Exercise inputs
----
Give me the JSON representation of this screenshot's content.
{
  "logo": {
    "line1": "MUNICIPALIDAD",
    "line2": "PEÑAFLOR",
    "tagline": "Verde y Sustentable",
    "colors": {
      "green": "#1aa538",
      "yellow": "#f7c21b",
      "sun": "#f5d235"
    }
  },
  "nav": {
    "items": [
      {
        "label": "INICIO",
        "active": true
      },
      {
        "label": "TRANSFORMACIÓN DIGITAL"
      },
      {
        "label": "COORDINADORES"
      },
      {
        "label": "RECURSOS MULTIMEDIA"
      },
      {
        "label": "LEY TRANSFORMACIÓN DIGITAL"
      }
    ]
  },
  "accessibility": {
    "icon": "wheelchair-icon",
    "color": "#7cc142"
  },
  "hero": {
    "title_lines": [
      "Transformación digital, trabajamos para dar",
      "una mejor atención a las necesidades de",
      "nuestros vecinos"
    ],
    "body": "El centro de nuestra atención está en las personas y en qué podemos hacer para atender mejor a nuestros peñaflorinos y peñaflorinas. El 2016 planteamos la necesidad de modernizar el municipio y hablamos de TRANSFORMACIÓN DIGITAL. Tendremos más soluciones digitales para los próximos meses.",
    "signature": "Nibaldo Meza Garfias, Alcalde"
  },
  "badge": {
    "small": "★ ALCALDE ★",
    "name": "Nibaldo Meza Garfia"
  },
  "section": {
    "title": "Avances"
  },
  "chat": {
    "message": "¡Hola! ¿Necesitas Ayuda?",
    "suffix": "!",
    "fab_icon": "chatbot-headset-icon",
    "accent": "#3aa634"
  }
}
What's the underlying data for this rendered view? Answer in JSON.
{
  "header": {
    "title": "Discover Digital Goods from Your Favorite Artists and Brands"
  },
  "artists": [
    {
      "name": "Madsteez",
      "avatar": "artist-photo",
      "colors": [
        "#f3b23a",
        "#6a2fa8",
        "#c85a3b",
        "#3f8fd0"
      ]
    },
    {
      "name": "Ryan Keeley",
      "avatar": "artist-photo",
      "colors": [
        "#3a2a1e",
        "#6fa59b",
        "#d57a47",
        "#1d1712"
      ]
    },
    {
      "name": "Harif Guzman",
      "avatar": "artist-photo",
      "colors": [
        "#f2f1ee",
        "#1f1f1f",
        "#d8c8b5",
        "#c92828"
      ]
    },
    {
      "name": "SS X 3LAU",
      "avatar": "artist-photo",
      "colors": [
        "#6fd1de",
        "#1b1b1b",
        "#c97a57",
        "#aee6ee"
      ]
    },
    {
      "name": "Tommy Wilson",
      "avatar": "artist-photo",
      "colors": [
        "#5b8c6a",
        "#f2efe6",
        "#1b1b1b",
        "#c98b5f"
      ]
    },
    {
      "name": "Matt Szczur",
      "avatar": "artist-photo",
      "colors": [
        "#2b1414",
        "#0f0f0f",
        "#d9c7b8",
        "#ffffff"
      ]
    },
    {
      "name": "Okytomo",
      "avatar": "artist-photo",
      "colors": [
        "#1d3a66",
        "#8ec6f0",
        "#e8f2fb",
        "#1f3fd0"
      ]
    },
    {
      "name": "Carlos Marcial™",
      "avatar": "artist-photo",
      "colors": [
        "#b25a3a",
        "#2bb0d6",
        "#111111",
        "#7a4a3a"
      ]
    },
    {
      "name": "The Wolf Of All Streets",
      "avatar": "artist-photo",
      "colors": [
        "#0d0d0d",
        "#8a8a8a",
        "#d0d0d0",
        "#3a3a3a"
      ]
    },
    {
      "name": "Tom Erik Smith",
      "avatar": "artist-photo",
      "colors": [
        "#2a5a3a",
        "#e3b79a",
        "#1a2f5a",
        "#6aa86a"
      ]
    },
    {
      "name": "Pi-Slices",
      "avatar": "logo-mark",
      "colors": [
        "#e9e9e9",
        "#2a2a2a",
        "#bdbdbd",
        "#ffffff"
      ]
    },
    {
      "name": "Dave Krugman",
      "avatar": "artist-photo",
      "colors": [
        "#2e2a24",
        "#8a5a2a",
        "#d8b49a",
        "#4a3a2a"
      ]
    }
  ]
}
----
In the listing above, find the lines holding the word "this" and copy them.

Exercise solution
Give me the JSON representation of this screenshot's content.
What's the underlying data for this rendered view? Answer in JSON.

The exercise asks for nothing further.